After potatoes, carrots are without doubt the best-known and most popular root vegetable of all.The carrots we eat today were developed from the wild carrot but until the Middle Ages carrots eaten in this country were purple – orange carrots were imported from Holland in the 17th and 18th Centuries. Carrots have many different flavours depending on how they are cooked and they can be cooked in almost any way you choose. They can be intensely flavoured and sweet, fresh and clean tasting, savoury, fragrant, and rich. They contain large amounts of carotene and are a good source of Vitamin C and fibre.
Preparing and Using

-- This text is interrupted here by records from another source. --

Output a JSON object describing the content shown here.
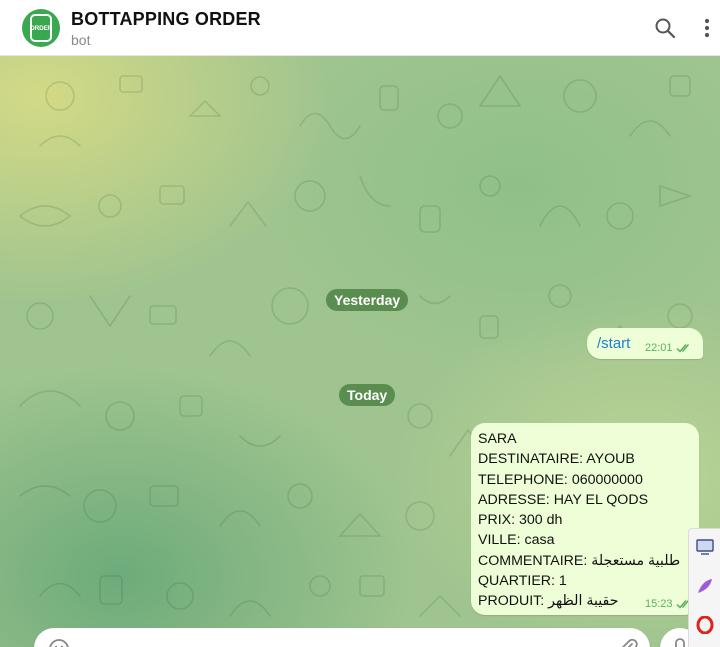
{
  "header": {
    "title": "BOTTAPPING ORDER",
    "subtitle": "bot",
    "avatar_label": "ORDER",
    "icons": [
      "search-icon",
      "more-vertical-icon"
    ]
  },
  "chat": {
    "date_yesterday": "Yesterday",
    "date_today": "Today",
    "messages": [
      {
        "text": "/start",
        "time": "22:01",
        "status": "read"
      },
      {
        "lines": [
          "SARA",
          "DESTINATAIRE: AYOUB",
          "TELEPHONE: 060000000",
          "ADRESSE: HAY EL QODS",
          "PRIX: 300 dh",
          "VILLE: casa",
          "COMMENTAIRE: طلبية مستعجلة",
          "QUARTIER: 1",
          "PRODUIT: حقيبة الظهر"
        ],
        "time": "15:23",
        "status": "read"
      }
    ]
  },
  "composer": {
    "placeholder": "",
    "icons": [
      "emoji-icon",
      "attach-icon",
      "microphone-icon"
    ]
  },
  "dock": {
    "icons": [
      "screen-icon",
      "feather-icon",
      "opera-icon"
    ]
  },
  "colors": {
    "accent": "#3aa850",
    "bubble": "#eefed6",
    "command_link": "#1f7fd4",
    "tick": "#5db064"
  }
}
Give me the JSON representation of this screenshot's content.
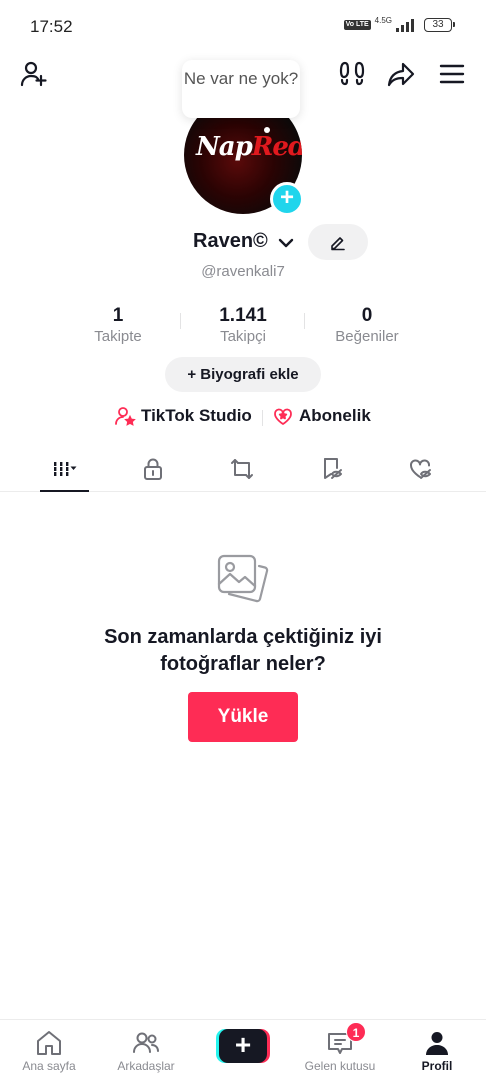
{
  "status_bar": {
    "time": "17:52",
    "volte": "Vo LTE",
    "network": "4.5G",
    "battery": "33"
  },
  "header": {
    "note_bubble": "Ne var ne yok?"
  },
  "avatar": {
    "logo_part1": "Nap",
    "logo_part2": "Red",
    "add_symbol": "+"
  },
  "profile": {
    "display_name": "Raven©",
    "username": "@ravenkali7"
  },
  "stats": [
    {
      "value": "1",
      "label": "Takipte"
    },
    {
      "value": "1.141",
      "label": "Takipçi"
    },
    {
      "value": "0",
      "label": "Beğeniler"
    }
  ],
  "bio_button": "+ Biyografi ekle",
  "links": {
    "studio": "TikTok Studio",
    "subscription": "Abonelik"
  },
  "tabs": [
    {
      "icon": "grid-icon",
      "active": true
    },
    {
      "icon": "lock-icon",
      "active": false
    },
    {
      "icon": "repost-icon",
      "active": false
    },
    {
      "icon": "bookmark-hidden-icon",
      "active": false
    },
    {
      "icon": "liked-hidden-icon",
      "active": false
    }
  ],
  "empty_state": {
    "line1": "Son zamanlarda çektiğiniz iyi",
    "line2": "fotoğraflar neler?",
    "button": "Yükle"
  },
  "bottom_nav": {
    "home": "Ana sayfa",
    "friends": "Arkadaşlar",
    "create": "+",
    "inbox": "Gelen kutusu",
    "inbox_badge": "1",
    "profile": "Profil"
  },
  "colors": {
    "accent": "#fe2c55",
    "cyan": "#20d5ec",
    "text": "#161823",
    "muted": "#8a8b91"
  }
}
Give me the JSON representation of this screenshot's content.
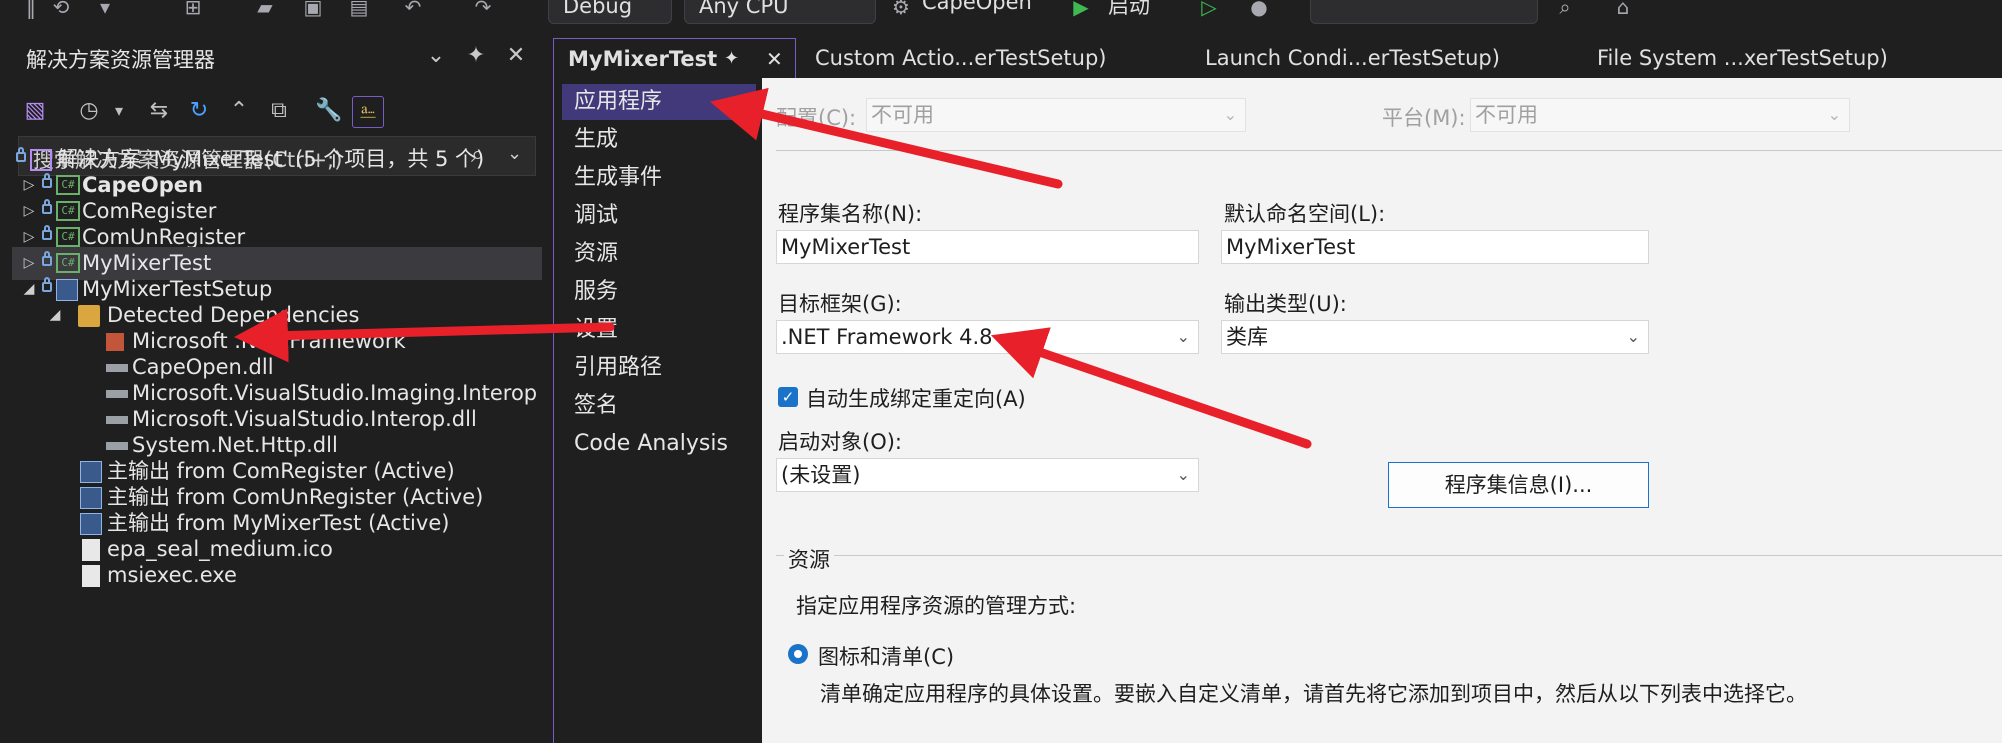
{
  "toolbar": {
    "config": "Debug",
    "platform": "Any CPU",
    "startup_project": "CapeOpen",
    "start_label": "启动"
  },
  "solution_explorer": {
    "title": "解决方案资源管理器",
    "search_placeholder": "搜索解决方案资源管理器(Ctrl+;)",
    "solution": "解决方案 'MyMixerTest' (5 个项目，共 5 个)",
    "projects": [
      {
        "label": "CapeOpen"
      },
      {
        "label": "ComRegister"
      },
      {
        "label": "ComUnRegister"
      },
      {
        "label": "MyMixerTest"
      },
      {
        "label": "MyMixerTestSetup"
      }
    ],
    "detected_dependencies": "Detected Dependencies",
    "dependencies": [
      "Microsoft .NET Framework",
      "CapeOpen.dll",
      "Microsoft.VisualStudio.Imaging.Interop",
      "Microsoft.VisualStudio.Interop.dll",
      "System.Net.Http.dll"
    ],
    "outputs": [
      "主输出 from ComRegister (Active)",
      "主输出 from ComUnRegister (Active)",
      "主输出 from MyMixerTest (Active)"
    ],
    "files": [
      "epa_seal_medium.ico",
      "msiexec.exe"
    ]
  },
  "tabs": [
    {
      "label": "MyMixerTest"
    },
    {
      "label": "Custom Actio...erTestSetup)"
    },
    {
      "label": "Launch Condi...erTestSetup)"
    },
    {
      "label": "File System ...xerTestSetup)"
    }
  ],
  "nav": [
    "应用程序",
    "生成",
    "生成事件",
    "调试",
    "资源",
    "服务",
    "设置",
    "引用路径",
    "签名",
    "Code Analysis"
  ],
  "app_page": {
    "config_label": "配置(C):",
    "config_value": "不可用",
    "platform_label": "平台(M):",
    "platform_value": "不可用",
    "assembly_name_label": "程序集名称(N):",
    "assembly_name": "MyMixerTest",
    "default_namespace_label": "默认命名空间(L):",
    "default_namespace": "MyMixerTest",
    "target_framework_label": "目标框架(G):",
    "target_framework": ".NET Framework 4.8",
    "output_type_label": "输出类型(U):",
    "output_type": "类库",
    "auto_binding_label": "自动生成绑定重定向(A)",
    "startup_object_label": "启动对象(O):",
    "startup_object": "(未设置)",
    "assembly_info_button": "程序集信息(I)...",
    "resources_group": "资源",
    "resources_desc": "指定应用程序资源的管理方式:",
    "icon_manifest_label": "图标和清单(C)",
    "manifest_desc": "清单确定应用程序的具体设置。要嵌入自定义清单，请首先将它添加到项目中，然后从以下列表中选择它。"
  },
  "colors": {
    "accent": "#7a5cc7",
    "selection": "#413979",
    "arrow": "#e8202a"
  }
}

When buying carrots look out for very young pencil thin carrots, which are beautifully tender when eaten raw or when lightly steamed and served as a vegetable. Older carrots should be firm and unblemished. Valuable nutrients lie in or just below the skin so if the carrots are young simply wash them before use. Medium sized ones will need to be scraped and older ones probably need to be peeled. Vegetable processors can provide washed and peeled ready to use carrots in a variety of shapes including slices, batons, juliennes, dice and shredded. Alternatively an appliance such as a Robot Coupe will make light work of slicing and shredding a large volume of carrots.
Carrots can be cooked in almost any way you choose or eaten raw, chopped or grated into salads, for example. They can be boiled,steamed, stir-fried, and deep fried, braised,glazed, and are delicious roasted in the oven with a selection of other root vegetables.Carrots can be sliced into a variety of shapes,garnishes and crudités and can be used to make carrot juice, which is delicious when mixed with an equal volume of fresh apple juice.
Apart from serving them simply buttered and garnished with parsley, carrots can be puréed,(on their own or with turnip or parsnip), served in a cream sauce, served au gratin or dauphinoise. They will provide beautiful colour and bite (when blanched and refreshed) to a bouquetiére of vegetables.
Carrots are used in numerous dishes –starters, main courses and desserts,traditional, ethnic and vegetarian. They are used in terrines, stews and stir-fries.They add a rich dark colour to plum pudding and Christmas cake and add moistness and flavour to carrot cakes.Good flavour combinations for carrots include:honey, orange, coriander, cider, apple, walnut,mustard, parsnip, turnip, curry powder, cumin,thyme, wine and basil.